Bryant, who cast key vote for state income tax hike, pays $65 in property taxes
A House Republican who joined nine of her colleagues in July to override Gov. Bruce Rauner’s veto of a massive tax increase paid next to nothing in 2015 property taxes on her southern Illinois residence.
Rep. Terri Bryant (R-Murphysboro) and her husband paid $65.30 on their Murphysboro home, records from the Jackson County assessor show.
On July 6, Bryant voted to increase the state income tax rate to 4.95 percent from 3.75 percent, which translates to an extra $1,200 a year for a family with a net income of $100,000. The corporate income tax jumped to 7 percent from 5.25 percent.

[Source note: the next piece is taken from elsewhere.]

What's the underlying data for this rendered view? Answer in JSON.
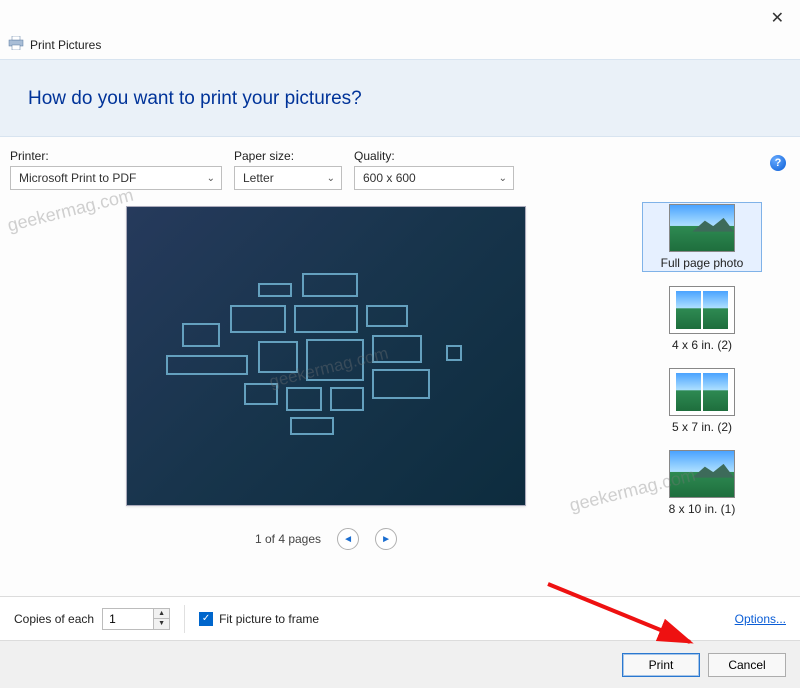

Bryant told the Southwest Illinois News that she wasn’t sure what she paid in real estate taxes for 2015 – her mobile home and two parcels of land were taxed separately – but did acknowledge that the total was no more than a few hundred dollars.
She also said that she and her husband claim the property in Murphysboro as their primary residence, that they live there, and "take advantage” of being grandfathered in under a 2011 change in the tax law that taxes mobile homes at a lower rate than “stick” homes until they are sold or transferred. Once sold, the mobile homes are subject to the higher rate.
“We live in a 1972 mobile home that we’ve done a lot with over the years," Bryant said. "If anyone tries to come at me for paying low taxes because I live in a mobile home, it will backfire on them in my district.”
Bryant said her real estate taxes were not an issue in her November re-election in which she defeated Democrat Marsha Griffin by garnering 57 percent of the vote.
She said a rental property she and husband own in De Soto did come up as an issue in her first election two years before when the property was mistakenly listed as their primary residence. That classification was removed when the oversight was discovered.
Bryant said she voted to override Rauner's veto because she has the highest number of state employees in her district after Springfield.
“I have seven prisons in or around my district,” she said. “Five community colleges. Two major hospitals the state owed millions to. I hate raising taxes, but it had to be done.”